When a succession of strikes hit the London Underground system people had to find new ways to get around the city. Many discovered faster and more pleasant ways to travel, having been misled on the geography of London by the iconic design of the Tube map. For some the new behaviour stuck.
Might the coronavirus panic similarly produce lasting change? It is easy to imagine that it could. One of the most serious problems of the dominance of the NHS in health, is that ‘health’ and the NHS are too often taken to be synonymous. They are not. Health is mostly a product of education, income, and the environment in which we live, through their impact on behaviour and on living standards. We have too readily delegated health almost entirely to the health service, and have institutionalised public health.
Coronavirus is serving as a dramatic reminder that public health is a product of our own behaviour: Exercising responsibility for ourselves, and for the impact of our behaviours on each other. Whilst the NHS may deliver world-class high-tech treatment, it cannot wash our hands for us. Whilst flu vaccination is now available for many through the NHS, the coronavirus outbreak has not only revealed the weakness of a strategy based so heavily on vaccination, but also the high risk we all face from the transfer of pathogens within a very mobile and crowded world.

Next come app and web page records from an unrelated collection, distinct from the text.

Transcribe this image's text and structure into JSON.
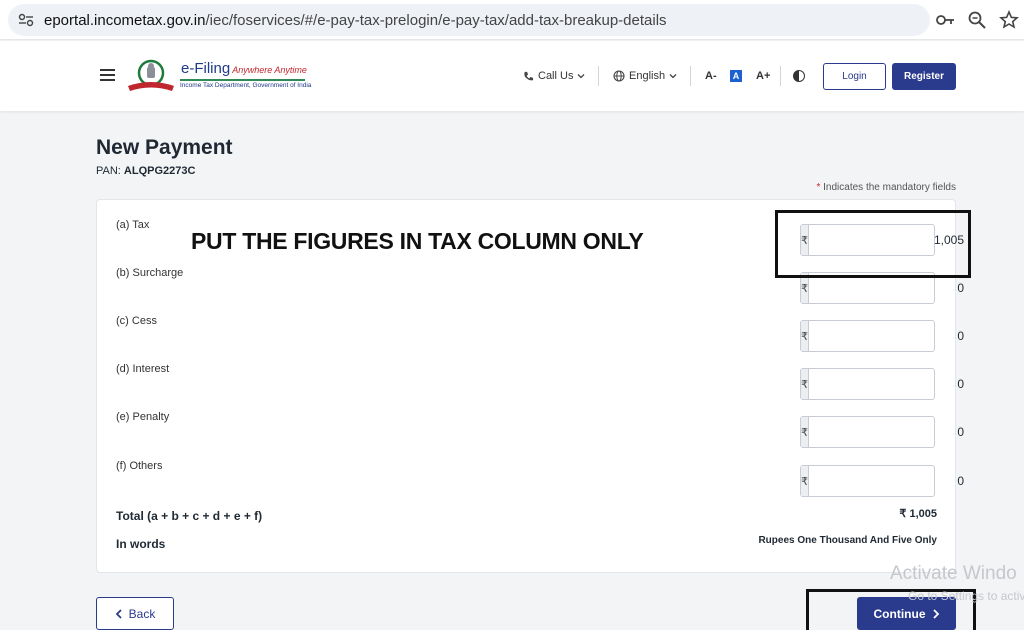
{
  "browser": {
    "url_host": "eportal.incometax.gov.in",
    "url_path": "/iec/foservices/#/e-pay-tax-prelogin/e-pay-tax/add-tax-breakup-details",
    "icons": [
      "site-settings-icon",
      "key-icon",
      "zoom-icon",
      "star-icon"
    ]
  },
  "header": {
    "logo_title": "e-Filing",
    "logo_tagline": "Anywhere Anytime",
    "logo_subtitle": "Income Tax Department, Government of India",
    "call_us": "Call Us",
    "language": "English",
    "font_decrease": "A-",
    "font_normal": "A",
    "font_increase": "A+",
    "login_label": "Login",
    "register_label": "Register"
  },
  "page": {
    "title": "New Payment",
    "pan_label": "PAN:",
    "pan_value": "ALQPG2273C",
    "mandatory_star": "*",
    "mandatory_note": "Indicates the mandatory fields"
  },
  "currency_symbol": "₹",
  "fields": [
    {
      "label": "(a) Tax",
      "value": "1,005"
    },
    {
      "label": "(b) Surcharge",
      "value": "0"
    },
    {
      "label": "(c) Cess",
      "value": "0"
    },
    {
      "label": "(d) Interest",
      "value": "0"
    },
    {
      "label": "(e) Penalty",
      "value": "0"
    },
    {
      "label": "(f) Others",
      "value": "0"
    }
  ],
  "total": {
    "label": "Total (a + b + c + d + e + f)",
    "value": "₹ 1,005",
    "words_label": "In words",
    "words_value": "Rupees One Thousand And Five Only"
  },
  "annotation_text": "PUT THE FIGURES IN TAX COLUMN ONLY",
  "footer": {
    "back_label": "Back",
    "continue_label": "Continue"
  },
  "watermark": {
    "title": "Activate Windo",
    "subtitle": "Go to Settings to activ"
  },
  "colors": {
    "primary": "#2a3a8c",
    "mandatory": "#c0262d"
  }
}
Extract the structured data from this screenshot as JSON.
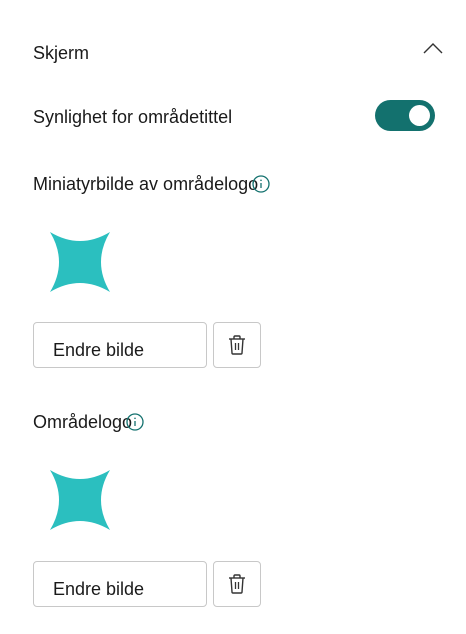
{
  "section": {
    "title": "Skjerm",
    "collapse_icon": "chevron-up-icon"
  },
  "title_visibility": {
    "label": "Synlighet for områdetittel",
    "enabled": true,
    "accent_color": "#13716e"
  },
  "thumbnail_logo": {
    "label": "Miniatyrbilde av områdelogo",
    "info_icon": "info-icon",
    "image_icon": "four-point-star-icon",
    "image_color": "#2bbfbf",
    "change_button_label": "Endre bilde",
    "delete_icon": "trash-icon"
  },
  "site_logo": {
    "label": "Områdelogo",
    "info_icon": "info-icon",
    "image_icon": "four-point-star-icon",
    "image_color": "#2bbfbf",
    "change_button_label": "Endre bilde",
    "delete_icon": "trash-icon"
  }
}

In these situations a health system is also largely incapable of fulfilling its usual role of managing the consequences of our own poor behaviour. There is no hospital cure for coronavirus, just as there is no cure for the common cold. Prevention really is the best medicine, and it is (literally) in our own hands.
We are herd animals and our own behaviours affect other people’s behaviours. If one person leaves the lavatory without washing their hands, it will be more likely that the next person will follow suit. Actions which we may have thought just affected ourselves, also have extensive third-party and spillover effects. The role of such behavioural norms is shown by the substantial variation in the proportion of users of city public transport with faecal material on their hands; research revealed a national average of 28% contamination, but ranging from 13% in London to 43% in Newcastle. Perhaps the current viral outbreak will change this situation in a way never achieved by formal public health campaigning.
Seasonal flu kills around 4,000 to 14,000 people a year in England and Wales, and generates 10,000 hospitalisations. Globally it kills up to 650,000 people every year. Regular hand washing is the simplest preventative measure. Self-isolation is the best strategy for symptomatic people to prevent onward transmission. If coronavirus can rebuild levels of personal responsibility for health then this novel virus will be a cloud with a very significant silver lining.
Its impact may not be limited to health behaviours, but range much more widely. The sudden change in travel decisions may have profound effects on work patterns. Businesses that have already invested in AI, other technologies, and in flexible working, may find themselves more resilient, and therefore more productive through periods of substantial workforce sickness. On the other hand it has highlighted the vulnerability of the ‘gig economy’, deterrents to the use of public transport, and the risks associated with reliance on imported food and other basic goods. Only time will tell whether we have each learnt essential lessons from this. None of these are readily solved by state action. Their resolution is largely within the simple decisions we all take as individuals on a daily basis. It is in our hands.